• **Task description**
For the listing below, give the number of lines that hold the string "site", without anything else.

• **Material to process**
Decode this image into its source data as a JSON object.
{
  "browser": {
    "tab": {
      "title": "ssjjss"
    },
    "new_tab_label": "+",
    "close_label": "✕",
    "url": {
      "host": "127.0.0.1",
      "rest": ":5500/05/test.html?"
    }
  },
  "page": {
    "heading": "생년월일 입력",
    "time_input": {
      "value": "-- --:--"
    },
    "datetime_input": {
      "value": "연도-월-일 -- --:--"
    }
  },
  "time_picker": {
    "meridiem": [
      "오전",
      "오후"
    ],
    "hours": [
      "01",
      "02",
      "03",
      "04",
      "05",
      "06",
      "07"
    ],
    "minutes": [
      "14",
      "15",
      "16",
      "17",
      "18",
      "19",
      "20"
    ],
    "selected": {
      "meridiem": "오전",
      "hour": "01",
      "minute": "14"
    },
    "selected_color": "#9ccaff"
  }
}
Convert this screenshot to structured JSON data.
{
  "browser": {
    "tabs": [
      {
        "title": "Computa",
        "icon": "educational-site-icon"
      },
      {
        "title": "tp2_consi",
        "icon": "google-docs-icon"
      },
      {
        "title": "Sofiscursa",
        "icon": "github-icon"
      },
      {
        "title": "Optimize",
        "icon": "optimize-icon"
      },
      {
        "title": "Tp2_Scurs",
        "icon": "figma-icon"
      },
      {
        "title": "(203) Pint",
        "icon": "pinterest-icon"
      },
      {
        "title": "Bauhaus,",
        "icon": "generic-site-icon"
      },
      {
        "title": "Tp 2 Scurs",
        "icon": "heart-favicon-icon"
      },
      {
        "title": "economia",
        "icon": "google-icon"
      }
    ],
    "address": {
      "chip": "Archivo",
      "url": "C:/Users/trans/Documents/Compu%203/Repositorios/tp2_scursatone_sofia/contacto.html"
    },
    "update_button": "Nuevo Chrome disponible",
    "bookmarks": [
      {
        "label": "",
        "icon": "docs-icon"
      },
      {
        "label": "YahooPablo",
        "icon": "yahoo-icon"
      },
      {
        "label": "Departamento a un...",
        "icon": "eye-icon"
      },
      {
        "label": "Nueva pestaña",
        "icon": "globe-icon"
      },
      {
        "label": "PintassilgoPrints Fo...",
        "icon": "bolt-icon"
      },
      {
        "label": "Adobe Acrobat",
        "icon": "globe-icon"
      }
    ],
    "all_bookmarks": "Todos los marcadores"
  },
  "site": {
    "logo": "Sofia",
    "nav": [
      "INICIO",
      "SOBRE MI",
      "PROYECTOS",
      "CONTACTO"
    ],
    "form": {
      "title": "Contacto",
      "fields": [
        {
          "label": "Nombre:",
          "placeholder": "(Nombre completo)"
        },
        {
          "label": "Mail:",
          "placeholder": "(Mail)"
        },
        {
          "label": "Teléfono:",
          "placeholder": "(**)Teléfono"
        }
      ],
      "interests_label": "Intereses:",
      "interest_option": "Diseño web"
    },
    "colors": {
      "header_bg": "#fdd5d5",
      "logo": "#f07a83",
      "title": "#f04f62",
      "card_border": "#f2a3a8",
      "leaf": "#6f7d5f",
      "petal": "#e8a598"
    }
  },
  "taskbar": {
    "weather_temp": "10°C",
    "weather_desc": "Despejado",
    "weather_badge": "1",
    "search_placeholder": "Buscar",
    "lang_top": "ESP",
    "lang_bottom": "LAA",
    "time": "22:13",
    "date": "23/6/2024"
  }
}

• **Result of the task**
3